- _WHAT YOU ARE ASKED TO DO_: A single number is required: how many lines in the entries hold the word "more".
Start of TASK INPUT
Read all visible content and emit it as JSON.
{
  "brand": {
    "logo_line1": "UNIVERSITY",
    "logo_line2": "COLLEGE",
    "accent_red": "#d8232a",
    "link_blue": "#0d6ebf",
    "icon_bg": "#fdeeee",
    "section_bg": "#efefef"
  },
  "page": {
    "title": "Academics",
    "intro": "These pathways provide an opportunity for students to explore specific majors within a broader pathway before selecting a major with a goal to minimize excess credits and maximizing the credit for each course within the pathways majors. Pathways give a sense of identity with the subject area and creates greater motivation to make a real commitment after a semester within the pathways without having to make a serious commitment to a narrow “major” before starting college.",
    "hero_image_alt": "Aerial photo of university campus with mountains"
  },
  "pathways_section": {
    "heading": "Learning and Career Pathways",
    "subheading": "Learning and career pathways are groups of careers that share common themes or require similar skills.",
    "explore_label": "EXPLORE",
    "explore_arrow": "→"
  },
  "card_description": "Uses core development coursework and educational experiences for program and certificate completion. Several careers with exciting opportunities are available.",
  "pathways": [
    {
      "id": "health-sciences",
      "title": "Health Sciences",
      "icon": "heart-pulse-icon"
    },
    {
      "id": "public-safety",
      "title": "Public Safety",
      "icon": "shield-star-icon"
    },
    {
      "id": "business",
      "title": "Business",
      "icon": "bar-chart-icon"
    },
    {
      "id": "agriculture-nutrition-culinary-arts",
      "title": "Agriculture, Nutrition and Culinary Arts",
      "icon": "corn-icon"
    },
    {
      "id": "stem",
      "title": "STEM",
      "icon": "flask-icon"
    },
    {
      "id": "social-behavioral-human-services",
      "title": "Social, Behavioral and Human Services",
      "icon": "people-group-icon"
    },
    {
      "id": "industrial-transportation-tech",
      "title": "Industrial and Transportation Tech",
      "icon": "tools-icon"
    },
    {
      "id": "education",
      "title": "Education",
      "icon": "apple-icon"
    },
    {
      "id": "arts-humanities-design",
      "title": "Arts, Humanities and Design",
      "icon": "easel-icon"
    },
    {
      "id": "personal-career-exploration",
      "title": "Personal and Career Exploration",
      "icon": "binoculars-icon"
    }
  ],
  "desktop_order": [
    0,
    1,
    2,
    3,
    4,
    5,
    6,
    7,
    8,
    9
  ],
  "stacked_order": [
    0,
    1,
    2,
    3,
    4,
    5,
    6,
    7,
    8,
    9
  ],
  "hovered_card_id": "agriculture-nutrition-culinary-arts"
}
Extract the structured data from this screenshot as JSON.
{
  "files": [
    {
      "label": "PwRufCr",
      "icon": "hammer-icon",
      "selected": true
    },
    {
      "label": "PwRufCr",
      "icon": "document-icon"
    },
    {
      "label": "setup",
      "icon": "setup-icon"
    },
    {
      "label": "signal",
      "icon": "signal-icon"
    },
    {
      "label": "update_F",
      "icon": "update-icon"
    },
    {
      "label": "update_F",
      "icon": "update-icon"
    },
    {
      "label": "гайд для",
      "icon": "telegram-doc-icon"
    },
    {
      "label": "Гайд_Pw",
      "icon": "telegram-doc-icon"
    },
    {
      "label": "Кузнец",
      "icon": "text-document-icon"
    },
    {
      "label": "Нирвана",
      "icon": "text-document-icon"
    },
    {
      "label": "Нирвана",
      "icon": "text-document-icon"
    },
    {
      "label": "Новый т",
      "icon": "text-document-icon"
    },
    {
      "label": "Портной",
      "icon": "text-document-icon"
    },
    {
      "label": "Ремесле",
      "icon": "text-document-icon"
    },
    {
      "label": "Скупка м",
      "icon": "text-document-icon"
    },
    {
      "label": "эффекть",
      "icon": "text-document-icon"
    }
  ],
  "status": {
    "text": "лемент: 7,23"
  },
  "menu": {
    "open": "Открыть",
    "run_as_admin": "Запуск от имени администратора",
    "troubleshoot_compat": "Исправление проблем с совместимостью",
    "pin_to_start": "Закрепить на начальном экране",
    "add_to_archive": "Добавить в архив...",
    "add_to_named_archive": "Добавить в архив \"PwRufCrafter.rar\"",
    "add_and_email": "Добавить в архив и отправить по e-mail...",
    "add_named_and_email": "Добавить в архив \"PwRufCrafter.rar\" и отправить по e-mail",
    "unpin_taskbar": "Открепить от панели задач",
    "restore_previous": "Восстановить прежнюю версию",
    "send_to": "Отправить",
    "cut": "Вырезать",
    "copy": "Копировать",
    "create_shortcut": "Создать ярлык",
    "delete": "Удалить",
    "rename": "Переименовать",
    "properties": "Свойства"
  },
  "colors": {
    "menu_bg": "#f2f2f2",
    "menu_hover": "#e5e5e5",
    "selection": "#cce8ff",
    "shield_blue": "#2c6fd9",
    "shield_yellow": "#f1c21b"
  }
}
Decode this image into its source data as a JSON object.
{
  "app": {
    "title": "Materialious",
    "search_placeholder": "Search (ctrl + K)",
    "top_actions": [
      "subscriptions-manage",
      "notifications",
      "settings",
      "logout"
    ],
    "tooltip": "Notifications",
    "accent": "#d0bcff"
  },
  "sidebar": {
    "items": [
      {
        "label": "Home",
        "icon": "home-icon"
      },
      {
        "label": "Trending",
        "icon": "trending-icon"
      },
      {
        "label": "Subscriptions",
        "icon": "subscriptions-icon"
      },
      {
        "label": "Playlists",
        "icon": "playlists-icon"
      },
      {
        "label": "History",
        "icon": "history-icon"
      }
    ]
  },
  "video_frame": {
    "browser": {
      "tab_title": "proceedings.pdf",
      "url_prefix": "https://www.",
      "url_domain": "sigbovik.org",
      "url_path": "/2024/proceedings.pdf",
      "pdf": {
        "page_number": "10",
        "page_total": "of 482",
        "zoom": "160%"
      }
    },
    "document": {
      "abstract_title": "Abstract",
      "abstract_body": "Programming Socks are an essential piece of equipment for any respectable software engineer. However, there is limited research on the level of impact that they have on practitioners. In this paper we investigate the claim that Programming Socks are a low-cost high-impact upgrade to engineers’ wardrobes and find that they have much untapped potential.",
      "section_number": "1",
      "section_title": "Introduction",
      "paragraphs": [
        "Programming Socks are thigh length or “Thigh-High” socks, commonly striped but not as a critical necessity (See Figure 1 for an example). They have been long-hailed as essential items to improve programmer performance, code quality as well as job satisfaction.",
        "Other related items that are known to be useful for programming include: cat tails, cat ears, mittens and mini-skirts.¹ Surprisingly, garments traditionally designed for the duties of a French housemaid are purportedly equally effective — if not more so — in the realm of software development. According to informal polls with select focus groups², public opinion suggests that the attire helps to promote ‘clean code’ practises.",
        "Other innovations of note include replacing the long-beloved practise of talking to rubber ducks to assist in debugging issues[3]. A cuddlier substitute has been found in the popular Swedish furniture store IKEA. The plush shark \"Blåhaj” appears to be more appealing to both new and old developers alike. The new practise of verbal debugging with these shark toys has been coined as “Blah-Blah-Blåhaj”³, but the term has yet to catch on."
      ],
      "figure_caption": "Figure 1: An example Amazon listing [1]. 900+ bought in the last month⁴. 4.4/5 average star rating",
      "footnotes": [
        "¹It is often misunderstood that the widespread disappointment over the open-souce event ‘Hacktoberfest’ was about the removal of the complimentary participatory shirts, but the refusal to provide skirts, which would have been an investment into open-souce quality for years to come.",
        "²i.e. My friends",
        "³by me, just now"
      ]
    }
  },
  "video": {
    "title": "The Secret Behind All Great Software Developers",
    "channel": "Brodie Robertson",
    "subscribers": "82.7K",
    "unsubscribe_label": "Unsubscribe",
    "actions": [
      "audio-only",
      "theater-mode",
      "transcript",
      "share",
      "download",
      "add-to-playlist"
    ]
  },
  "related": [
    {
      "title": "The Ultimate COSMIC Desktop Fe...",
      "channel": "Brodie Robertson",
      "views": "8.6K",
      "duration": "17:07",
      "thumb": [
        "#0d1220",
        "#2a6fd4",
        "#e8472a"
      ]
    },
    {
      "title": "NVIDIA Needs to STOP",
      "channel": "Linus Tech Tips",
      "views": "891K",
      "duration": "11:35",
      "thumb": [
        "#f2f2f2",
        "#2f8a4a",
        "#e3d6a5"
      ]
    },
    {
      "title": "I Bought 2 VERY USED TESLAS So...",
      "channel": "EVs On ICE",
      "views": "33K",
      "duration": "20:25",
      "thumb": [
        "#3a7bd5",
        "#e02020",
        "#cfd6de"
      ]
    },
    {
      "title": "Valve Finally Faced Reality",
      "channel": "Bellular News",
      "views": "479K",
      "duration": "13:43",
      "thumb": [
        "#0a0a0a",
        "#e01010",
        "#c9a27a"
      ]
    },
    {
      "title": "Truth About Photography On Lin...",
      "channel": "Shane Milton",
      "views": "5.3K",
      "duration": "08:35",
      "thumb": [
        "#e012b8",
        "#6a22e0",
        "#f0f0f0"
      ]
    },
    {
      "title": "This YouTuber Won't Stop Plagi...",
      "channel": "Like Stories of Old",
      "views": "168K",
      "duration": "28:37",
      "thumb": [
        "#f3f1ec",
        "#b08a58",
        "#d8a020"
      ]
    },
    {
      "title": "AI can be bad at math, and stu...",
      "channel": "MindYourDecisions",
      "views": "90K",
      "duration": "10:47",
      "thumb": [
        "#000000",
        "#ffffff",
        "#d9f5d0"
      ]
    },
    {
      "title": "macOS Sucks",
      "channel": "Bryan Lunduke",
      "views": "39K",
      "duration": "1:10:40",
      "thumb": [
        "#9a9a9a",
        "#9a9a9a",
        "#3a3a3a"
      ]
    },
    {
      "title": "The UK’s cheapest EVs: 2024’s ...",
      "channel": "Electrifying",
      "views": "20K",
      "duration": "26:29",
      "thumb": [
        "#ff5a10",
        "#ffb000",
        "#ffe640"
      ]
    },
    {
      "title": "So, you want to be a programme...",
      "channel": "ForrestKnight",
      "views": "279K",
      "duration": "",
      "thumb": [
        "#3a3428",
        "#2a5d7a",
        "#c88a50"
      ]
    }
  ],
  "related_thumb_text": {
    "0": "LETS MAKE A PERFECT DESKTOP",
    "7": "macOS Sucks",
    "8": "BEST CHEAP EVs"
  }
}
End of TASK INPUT
- _SOLUTION FOR THIS TASK_: 2